Data shown.

%%

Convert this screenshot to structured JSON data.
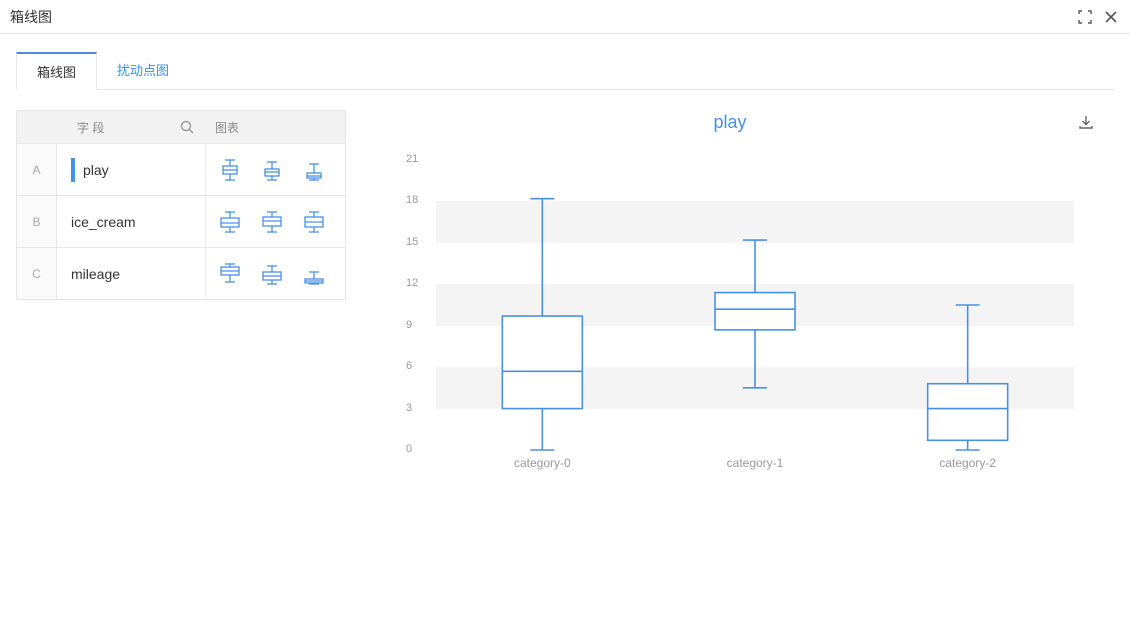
{
  "window": {
    "title": "箱线图"
  },
  "tabs": [
    {
      "label": "箱线图",
      "active": true
    },
    {
      "label": "扰动点图",
      "active": false
    }
  ],
  "sidebar": {
    "header": {
      "field_label": "字 段",
      "chart_label": "图表"
    },
    "rows": [
      {
        "letter": "A",
        "name": "play",
        "selected": true
      },
      {
        "letter": "B",
        "name": "ice_cream",
        "selected": false
      },
      {
        "letter": "C",
        "name": "mileage",
        "selected": false
      }
    ]
  },
  "chart": {
    "title": "play",
    "ylim": [
      0,
      21
    ],
    "yticks": [
      0,
      3,
      6,
      9,
      12,
      15,
      18,
      21
    ],
    "categories": [
      "category-0",
      "category-1",
      "category-2"
    ]
  },
  "chart_data": {
    "type": "boxplot",
    "title": "play",
    "xlabel": "",
    "ylabel": "",
    "ylim": [
      0,
      21
    ],
    "categories": [
      "category-0",
      "category-1",
      "category-2"
    ],
    "series": [
      {
        "name": "play",
        "boxes": [
          {
            "category": "category-0",
            "min": 0.0,
            "q1": 3.0,
            "median": 5.7,
            "q3": 9.7,
            "max": 18.2
          },
          {
            "category": "category-1",
            "min": 4.5,
            "q1": 8.7,
            "median": 10.2,
            "q3": 11.4,
            "max": 15.2
          },
          {
            "category": "category-2",
            "min": 0.0,
            "q1": 0.7,
            "median": 3.0,
            "q3": 4.8,
            "max": 10.5
          }
        ]
      }
    ]
  }
}
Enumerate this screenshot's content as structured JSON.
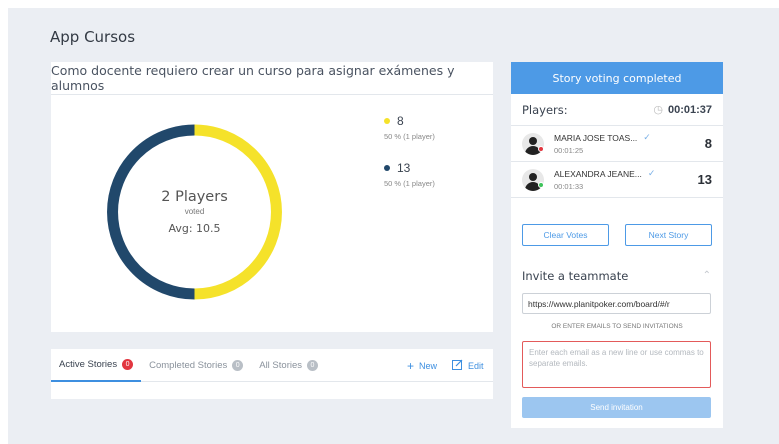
{
  "app_title": "App Cursos",
  "story": {
    "title": "Como docente requiero crear un curso para asignar exámenes y alumnos",
    "summary": {
      "players": "2 Players",
      "voted": "voted",
      "avg": "Avg: 10.5"
    },
    "legend": [
      {
        "value": "8",
        "detail": "50 % (1 player)",
        "color": "#f5e22a"
      },
      {
        "value": "13",
        "detail": "50 % (1 player)",
        "color": "#21486b"
      }
    ]
  },
  "chart_data": {
    "type": "pie",
    "categories": [
      "8",
      "13"
    ],
    "values": [
      50,
      50
    ],
    "colors": [
      "#f5e22a",
      "#21486b"
    ]
  },
  "tabs": {
    "items": [
      {
        "label": "Active Stories",
        "count": "0",
        "active": true
      },
      {
        "label": "Completed Stories",
        "count": "0",
        "active": false
      },
      {
        "label": "All Stories",
        "count": "0",
        "active": false
      }
    ],
    "new_label": "New",
    "edit_label": "Edit"
  },
  "sidebar": {
    "banner": "Story voting completed",
    "players_label": "Players:",
    "timer": "00:01:37",
    "players": [
      {
        "name": "MARIA JOSE TOAS...",
        "time": "00:01:25",
        "vote": "8",
        "status_color": "#e2363f"
      },
      {
        "name": "ALEXANDRA JEANE...",
        "time": "00:01:33",
        "vote": "13",
        "status_color": "#3ec35a"
      }
    ],
    "clear_votes": "Clear Votes",
    "next_story": "Next Story",
    "invite_title": "Invite a teammate",
    "invite_link": "https://www.planitpoker.com/board/#/r",
    "or_text": "OR ENTER EMAILS TO SEND INVITATIONS",
    "emails_placeholder": "Enter each email as a new line or use commas to separate emails.",
    "send_label": "Send invitation"
  }
}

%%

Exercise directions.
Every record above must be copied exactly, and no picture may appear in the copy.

Response below.
Convert this screenshot to structured JSON data.
{
  "window": {
    "title": "箱线图"
  },
  "tabs": [
    {
      "label": "箱线图",
      "active": true
    },
    {
      "label": "扰动点图",
      "active": false
    }
  ],
  "sidebar": {
    "header": {
      "field_label": "字 段",
      "chart_label": "图表"
    },
    "rows": [
      {
        "letter": "A",
        "name": "play",
        "selected": true
      },
      {
        "letter": "B",
        "name": "ice_cream",
        "selected": false
      },
      {
        "letter": "C",
        "name": "mileage",
        "selected": false
      }
    ]
  },
  "chart": {
    "title": "play",
    "ylim": [
      0,
      21
    ],
    "yticks": [
      0,
      3,
      6,
      9,
      12,
      15,
      18,
      21
    ],
    "categories": [
      "category-0",
      "category-1",
      "category-2"
    ]
  },
  "chart_data": {
    "type": "boxplot",
    "title": "play",
    "xlabel": "",
    "ylabel": "",
    "ylim": [
      0,
      21
    ],
    "categories": [
      "category-0",
      "category-1",
      "category-2"
    ],
    "series": [
      {
        "name": "play",
        "boxes": [
          {
            "category": "category-0",
            "min": 0.0,
            "q1": 3.0,
            "median": 5.7,
            "q3": 9.7,
            "max": 18.2
          },
          {
            "category": "category-1",
            "min": 4.5,
            "q1": 8.7,
            "median": 10.2,
            "q3": 11.4,
            "max": 15.2
          },
          {
            "category": "category-2",
            "min": 0.0,
            "q1": 0.7,
            "median": 3.0,
            "q3": 4.8,
            "max": 10.5
          }
        ]
      }
    ]
  }
}
Enumerate this screenshot's content as structured JSON.
{
  "app_title": "App Cursos",
  "story": {
    "title": "Como docente requiero crear un curso para asignar exámenes y alumnos",
    "summary": {
      "players": "2 Players",
      "voted": "voted",
      "avg": "Avg: 10.5"
    },
    "legend": [
      {
        "value": "8",
        "detail": "50 % (1 player)",
        "color": "#f5e22a"
      },
      {
        "value": "13",
        "detail": "50 % (1 player)",
        "color": "#21486b"
      }
    ]
  },
  "chart_data": {
    "type": "pie",
    "categories": [
      "8",
      "13"
    ],
    "values": [
      50,
      50
    ],
    "colors": [
      "#f5e22a",
      "#21486b"
    ]
  },
  "tabs": {
    "items": [
      {
        "label": "Active Stories",
        "count": "0",
        "active": true
      },
      {
        "label": "Completed Stories",
        "count": "0",
        "active": false
      },
      {
        "label": "All Stories",
        "count": "0",
        "active": false
      }
    ],
    "new_label": "New",
    "edit_label": "Edit"
  },
  "sidebar": {
    "banner": "Story voting completed",
    "players_label": "Players:",
    "timer": "00:01:37",
    "players": [
      {
        "name": "MARIA JOSE TOAS...",
        "time": "00:01:25",
        "vote": "8",
        "status_color": "#e2363f"
      },
      {
        "name": "ALEXANDRA JEANE...",
        "time": "00:01:33",
        "vote": "13",
        "status_color": "#3ec35a"
      }
    ],
    "clear_votes": "Clear Votes",
    "next_story": "Next Story",
    "invite_title": "Invite a teammate",
    "invite_link": "https://www.planitpoker.com/board/#/r",
    "or_text": "OR ENTER EMAILS TO SEND INVITATIONS",
    "emails_placeholder": "Enter each email as a new line or use commas to separate emails.",
    "send_label": "Send invitation"
  }
}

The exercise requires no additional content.